== Data ==

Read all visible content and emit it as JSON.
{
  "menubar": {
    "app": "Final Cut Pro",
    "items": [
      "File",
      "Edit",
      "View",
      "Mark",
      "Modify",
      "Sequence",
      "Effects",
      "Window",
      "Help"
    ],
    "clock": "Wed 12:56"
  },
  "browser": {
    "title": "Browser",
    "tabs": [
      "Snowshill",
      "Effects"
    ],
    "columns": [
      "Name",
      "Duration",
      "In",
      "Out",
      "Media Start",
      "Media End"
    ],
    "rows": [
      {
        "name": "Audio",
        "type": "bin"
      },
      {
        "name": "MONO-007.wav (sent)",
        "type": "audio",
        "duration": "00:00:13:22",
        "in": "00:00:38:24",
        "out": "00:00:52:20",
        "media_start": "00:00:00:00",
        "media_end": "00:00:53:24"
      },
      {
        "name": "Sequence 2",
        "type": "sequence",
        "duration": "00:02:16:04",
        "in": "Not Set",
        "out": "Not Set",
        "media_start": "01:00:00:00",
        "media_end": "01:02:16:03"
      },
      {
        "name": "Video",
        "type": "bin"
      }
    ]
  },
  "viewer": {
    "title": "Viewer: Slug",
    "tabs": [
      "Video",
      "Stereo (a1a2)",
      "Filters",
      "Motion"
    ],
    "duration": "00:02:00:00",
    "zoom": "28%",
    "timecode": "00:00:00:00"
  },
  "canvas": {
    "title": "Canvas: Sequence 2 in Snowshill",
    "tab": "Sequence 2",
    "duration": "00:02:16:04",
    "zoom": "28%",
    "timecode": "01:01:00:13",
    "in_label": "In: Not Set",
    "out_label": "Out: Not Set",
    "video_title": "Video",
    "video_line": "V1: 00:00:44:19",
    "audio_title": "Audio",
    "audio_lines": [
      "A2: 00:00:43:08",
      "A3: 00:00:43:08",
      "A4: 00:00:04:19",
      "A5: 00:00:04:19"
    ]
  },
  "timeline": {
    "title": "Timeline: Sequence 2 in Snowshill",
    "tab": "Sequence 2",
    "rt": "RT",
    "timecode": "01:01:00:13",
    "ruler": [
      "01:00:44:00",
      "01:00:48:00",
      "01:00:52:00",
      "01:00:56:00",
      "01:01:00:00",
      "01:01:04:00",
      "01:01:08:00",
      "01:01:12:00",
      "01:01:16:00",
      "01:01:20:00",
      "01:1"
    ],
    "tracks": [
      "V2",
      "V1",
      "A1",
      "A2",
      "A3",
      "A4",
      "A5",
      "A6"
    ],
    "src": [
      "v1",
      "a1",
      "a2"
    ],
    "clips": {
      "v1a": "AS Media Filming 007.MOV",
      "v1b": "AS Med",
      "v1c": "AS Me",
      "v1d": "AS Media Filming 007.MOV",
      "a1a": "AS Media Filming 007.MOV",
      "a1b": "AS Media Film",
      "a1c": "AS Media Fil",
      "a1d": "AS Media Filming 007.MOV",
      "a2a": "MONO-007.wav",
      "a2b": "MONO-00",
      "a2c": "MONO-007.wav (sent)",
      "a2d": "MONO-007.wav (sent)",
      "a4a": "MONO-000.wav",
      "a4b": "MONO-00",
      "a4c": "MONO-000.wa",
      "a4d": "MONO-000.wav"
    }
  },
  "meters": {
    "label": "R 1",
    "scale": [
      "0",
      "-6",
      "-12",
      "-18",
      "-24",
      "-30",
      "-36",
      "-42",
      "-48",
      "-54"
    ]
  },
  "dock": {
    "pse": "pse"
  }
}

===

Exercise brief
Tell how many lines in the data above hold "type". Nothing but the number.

Your solution
4